The FLIP setup itself is fairly standard with two sources on both sides obscured by the buildings, but the more interesting aspect is the RBD interaction. It took quite a while to figure out since there's not a lot of documentation on this subject.

So the gist of it is the static colliders are sourced using the static object DOP node and for volume collisions use a proxy volume SDF while for the bullet collisions, use concave geo representation. Also turned up feedback scale to 1 in the FLIP Solver.

vorticity attribute from FLIP Simulation

curvature attribute from FLIP SDF

Sourcing Whitewater

Through the Whitewater Source node, there are four ways of sourcing whitewater; acceleration, vorticity, curvature and additional inputs. The acceleration method may be the easiest to grasp because it's usually apparent when the particles are moving faster or accelerating. The less obvious methods are vorticity and curvature. By visualizing the attributes and understanding how the node processes these values, we can get a better sense of what values we need to input for the whitewater source node. In this case, the acceleration method was not used because it didn't look very appealing. Particles moving fast leave behind unwanted trails and makes it seem less realistic.
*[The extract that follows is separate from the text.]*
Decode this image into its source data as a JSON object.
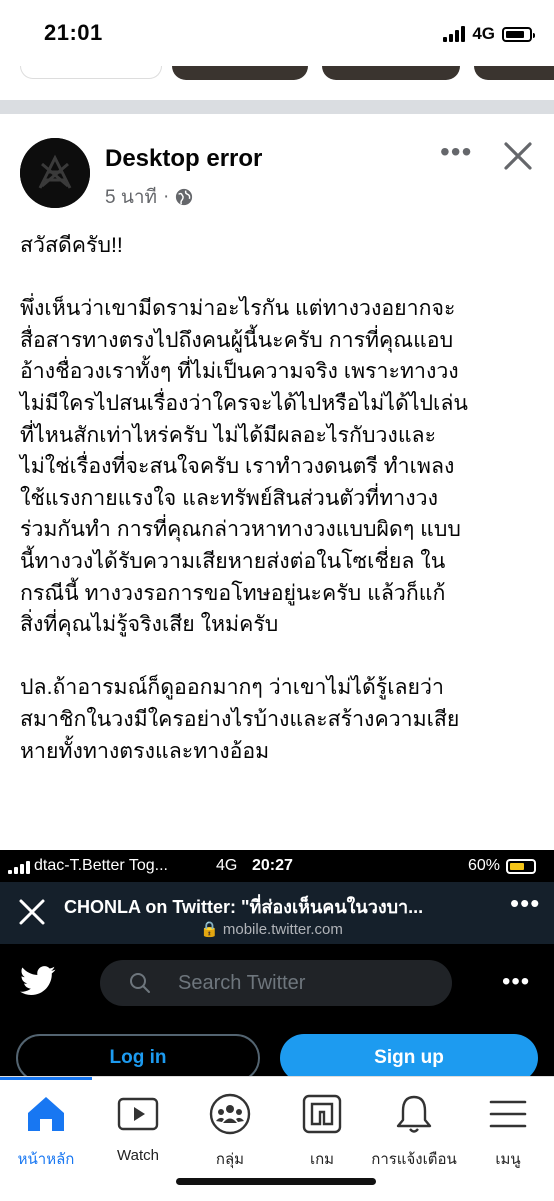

Additional inputs were added as well to the leading edges of the fluid. It seemed a bit too thin by just using the curvature values calculated by the node, so by rebuilding how the curvature was calculated, I was able to exaggerate the curvature values where I wanted it to be and use that as additional inputs.

Whitewater Sim

After getting the right amount of whitewater source. The whitewater sim is fairly straightforward as well. However to give a more interesting look, the erosion, repellants and clumping values were slightly tweaked add variety.

Wetmap Textures

The wetmaps are generated by transferring a wetness attribute from the FLIP sim and the Whitewater to the colliding objects. The wetness would be subtracted over time.

However, to get that to work, points were scattered across the whole collider geometry and those points would have the UV attributes on them as well so that this wetness attribute can be remapped into the correct UV space. This is then rendered out as a black and white animated texture. It'll then be assigned as a mask to control the reflection, roughness and diffuse parameters of the collider's materials.


This is the reference video for the flood project.


The whole clip can be found here:

last bit of thing to say...

This project started as a simpler school project FLIP sim with static colliders. Then during a portfolio review, I was told that even though it's a cool shot, there are some things that are broken, one of which was the scale. So I went back and reworked the project.

This back and forth happened a few times over 3 years where either there was a critique to improve the shot or I was trying to experiment with something. Bit by bit I was adding in elements, whitewater, RBD interaction, wetmaps, textures, looking at reference and even learning to render with redshift!

It definitely was a long process, but in the end, I am still really proud of the result and the journey it took to get it here. There was a lot I learnt and I'd like to thank Jonathan Gilbert, Ilan Gabai, and Samuel Simanjuntak who all helped me realize what I had to improve in different stages of the project.